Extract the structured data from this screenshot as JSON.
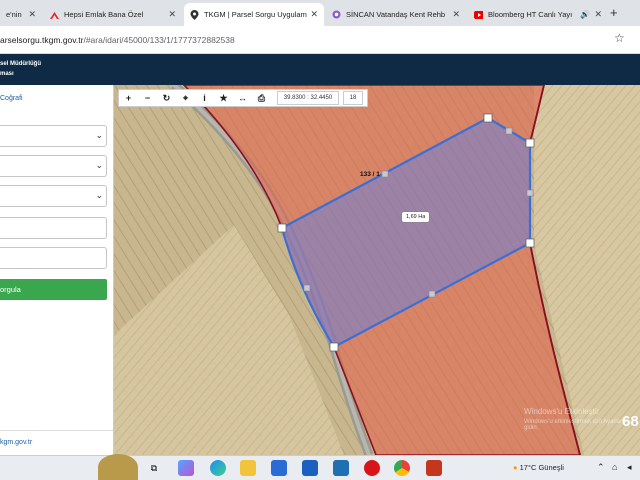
{
  "browser": {
    "tabs": [
      {
        "label": "e'nin",
        "icon": "globe-icon"
      },
      {
        "label": "Hepsi Emlak Bana Özel",
        "icon": "hepsiemlak-icon"
      },
      {
        "label": "TKGM | Parsel Sorgu Uygulam",
        "icon": "map-pin-icon",
        "active": true
      },
      {
        "label": "SİNCAN Vatandaş Kent Rehb",
        "icon": "globe-icon"
      },
      {
        "label": "Bloomberg HT Canlı Yayı",
        "icon": "youtube-icon"
      }
    ],
    "url_host": "arselsorgu.tkgm.gov.tr",
    "url_path": "/#ara/idari/45000/133/1/1777372882538"
  },
  "header": {
    "line1": "sel Müdürlüğü",
    "line2": "ması"
  },
  "panel": {
    "cografi_label": "Coğrafi",
    "query_button_label": "orgula",
    "footer_link": "kgm.gov.tr"
  },
  "map": {
    "coordinates": "39.8300 : 32.4450",
    "zoom_level": "18",
    "parcel_label": "133 / 1",
    "area_label": "1,69 Ha",
    "watermark_line1": "Windows'u Etkinleştir",
    "watermark_line2": "Windows'u etkinleştirmek için Ayarlar'a gidin.",
    "edge_number": "68",
    "colors": {
      "parcel_fill": "#8a6fb0",
      "parcel_stroke": "#3a6fd8",
      "neighbor_fill": "#e06b5a",
      "neighbor_stroke": "#8a0f1e"
    }
  },
  "taskbar": {
    "weather_text": "17°C  Güneşli"
  }
}
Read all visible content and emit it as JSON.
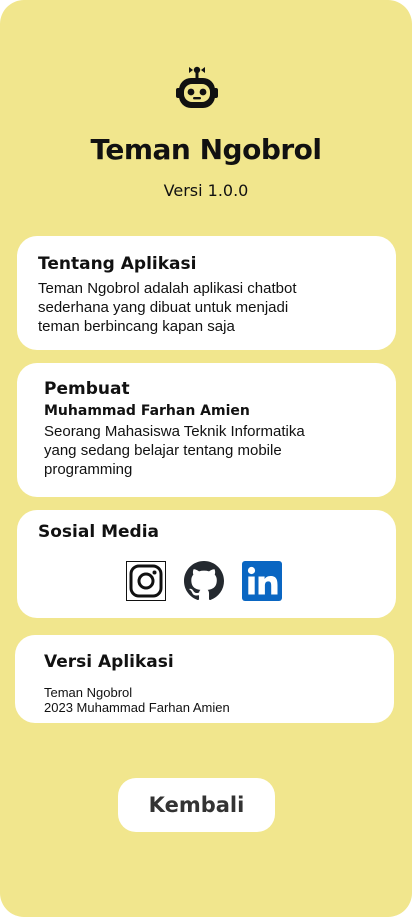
{
  "header": {
    "app_name": "Teman Ngobrol",
    "version": "Versi 1.0.0",
    "logo_icon": "robot-icon"
  },
  "about": {
    "title": "Tentang Aplikasi",
    "lines": [
      "Teman Ngobrol adalah aplikasi chatbot",
      "sederhana yang dibuat untuk menjadi",
      "teman berbincang kapan saja"
    ]
  },
  "creator": {
    "title": "Pembuat",
    "name": "Muhammad Farhan Amien",
    "lines": [
      "Seorang Mahasiswa Teknik Informatika",
      "yang sedang belajar tentang mobile",
      "programming"
    ]
  },
  "social": {
    "title": "Sosial Media",
    "icons": [
      "instagram-icon",
      "github-icon",
      "linkedin-icon"
    ]
  },
  "app_version": {
    "title": "Versi Aplikasi",
    "lines": [
      "Teman Ngobrol",
      "2023 Muhammad Farhan Amien"
    ]
  },
  "back_button": {
    "label": "Kembali"
  },
  "colors": {
    "background": "#f1e68d",
    "card": "#ffffff",
    "linkedin": "#0a66c2",
    "text": "#111111"
  }
}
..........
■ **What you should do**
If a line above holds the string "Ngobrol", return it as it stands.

■ **Exercise response**
    "app_name": "Teman Ngobrol",
      "Teman Ngobrol adalah aplikasi chatbot",
      "Teman Ngobrol",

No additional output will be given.